For beginning writers, we’ve always recommended sticking to shorter sentences. Anything that puts more than two clauses together can prove easy fodder for confusing readers, apart from dragging on needlessly.
Of course, that doesn’t mean that long sentences should be avoided at all costs. If you know what you’re doing, long sentences can actually work to properly communicate ideas, all while managing to read very well.
Anchor To A Subject And Verb, Branch To The Right
The easiest way to make sure a long sentence works is to begin with the subject and verb appearing early on. Done this way, you can usually branch your sentence as far you need to express the extent of your ideas. Take a look at this example:
“I ate chicken, pasta, burgers, hotdogs and a couple of baked potatoes in one sitting, all while driving around the city, trying to find my dog, Chelsea, a big and ugly Dachsund that my sister lost during transit when she exited the I5 yesterday.”
That’s a single sentence that puts a lot of things forward, yet manages to make sense (and pass your grammar checker). How? Because the main subject and verb (in this case, “I ate”) appears early on, acting as anchors that hold the sentence down, keeping it from going wayward.
You will, of course, have to know when to stop a long sentence. It just doesn’t make sense to keep dragging it for the sake of stringing words together.
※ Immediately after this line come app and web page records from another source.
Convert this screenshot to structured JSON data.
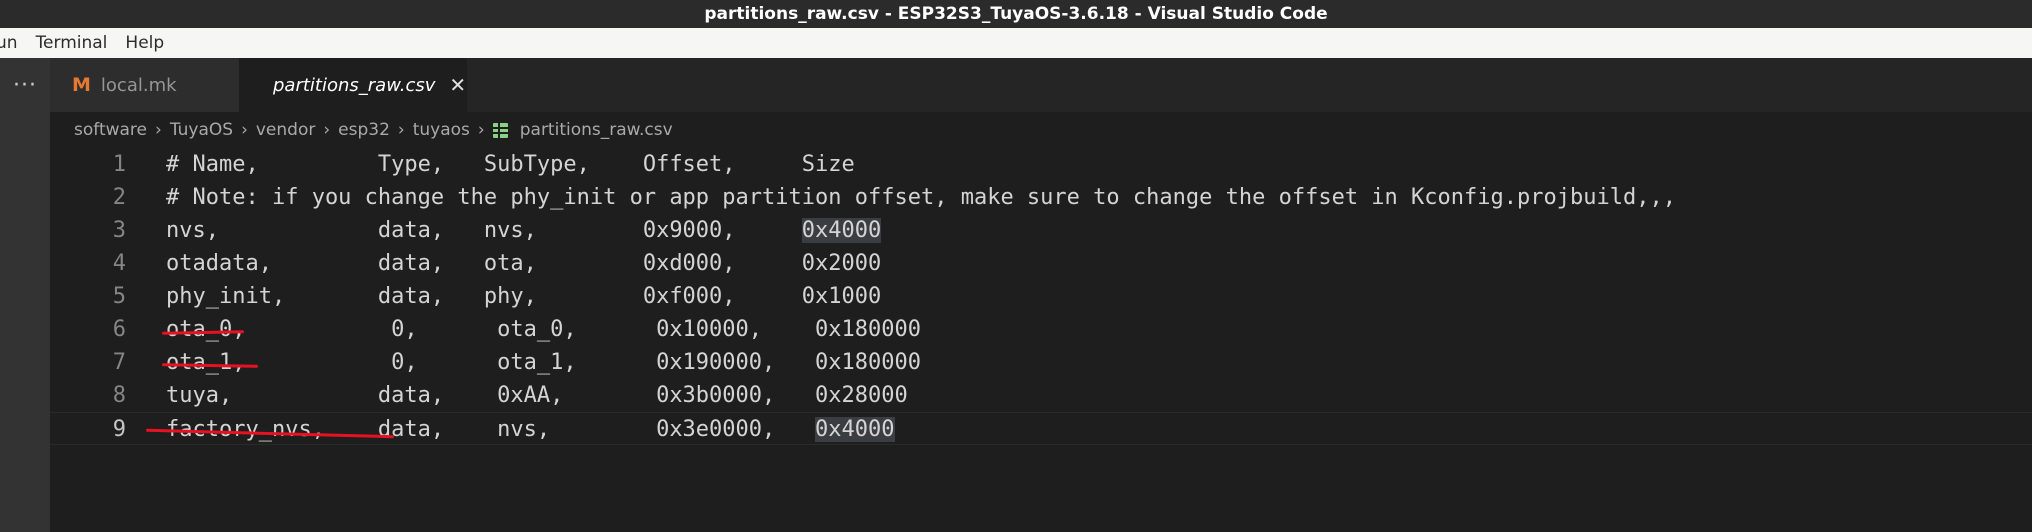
{
  "window": {
    "title": "partitions_raw.csv - ESP32S3_TuyaOS-3.6.18 - Visual Studio Code"
  },
  "menu": {
    "items": [
      "un",
      "Terminal",
      "Help"
    ]
  },
  "activity": {
    "more_label": "···"
  },
  "tabs": [
    {
      "label": "local.mk",
      "icon": "makefile-m-icon",
      "active": false
    },
    {
      "label": "partitions_raw.csv",
      "icon": "csv-table-icon",
      "active": true,
      "close": "✕"
    }
  ],
  "breadcrumb": [
    "software",
    "TuyaOS",
    "vendor",
    "esp32",
    "tuyaos",
    "partitions_raw.csv"
  ],
  "breadcrumb_sep": "›",
  "editor": {
    "lines": [
      {
        "num": "1",
        "segments": [
          {
            "text": "# Name,         Type,   SubType,    Offset,     Size",
            "hl": false
          }
        ]
      },
      {
        "num": "2",
        "segments": [
          {
            "text": "# Note: if you change the phy_init or app partition offset, make sure to change the offset in Kconfig.projbuild,,,",
            "hl": false
          }
        ]
      },
      {
        "num": "3",
        "segments": [
          {
            "text": "nvs,            data,   nvs,        0x9000,     ",
            "hl": false
          },
          {
            "text": "0x4000",
            "hl": true
          }
        ]
      },
      {
        "num": "4",
        "segments": [
          {
            "text": "otadata,        data,   ota,        0xd000,     0x2000",
            "hl": false
          }
        ]
      },
      {
        "num": "5",
        "segments": [
          {
            "text": "phy_init,       data,   phy,        0xf000,     0x1000",
            "hl": false
          }
        ]
      },
      {
        "num": "6",
        "segments": [
          {
            "text": "ota_0,           0,      ota_0,      0x10000,    0x180000",
            "hl": false
          }
        ]
      },
      {
        "num": "7",
        "segments": [
          {
            "text": "ota_1,           0,      ota_1,      0x190000,   0x180000",
            "hl": false
          }
        ]
      },
      {
        "num": "8",
        "segments": [
          {
            "text": "tuya,           data,    0xAA,       0x3b0000,   0x28000",
            "hl": false
          }
        ]
      },
      {
        "num": "9",
        "segments": [
          {
            "text": "factory_nvs,    data,    nvs,        0x3e0000,   ",
            "hl": false
          },
          {
            "text": "0x4000",
            "hl": true
          }
        ]
      }
    ],
    "current_line": "9"
  }
}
Remember that you’re trying to vary your sentence structures, not trying to cram a multitude of ideas before typing a period.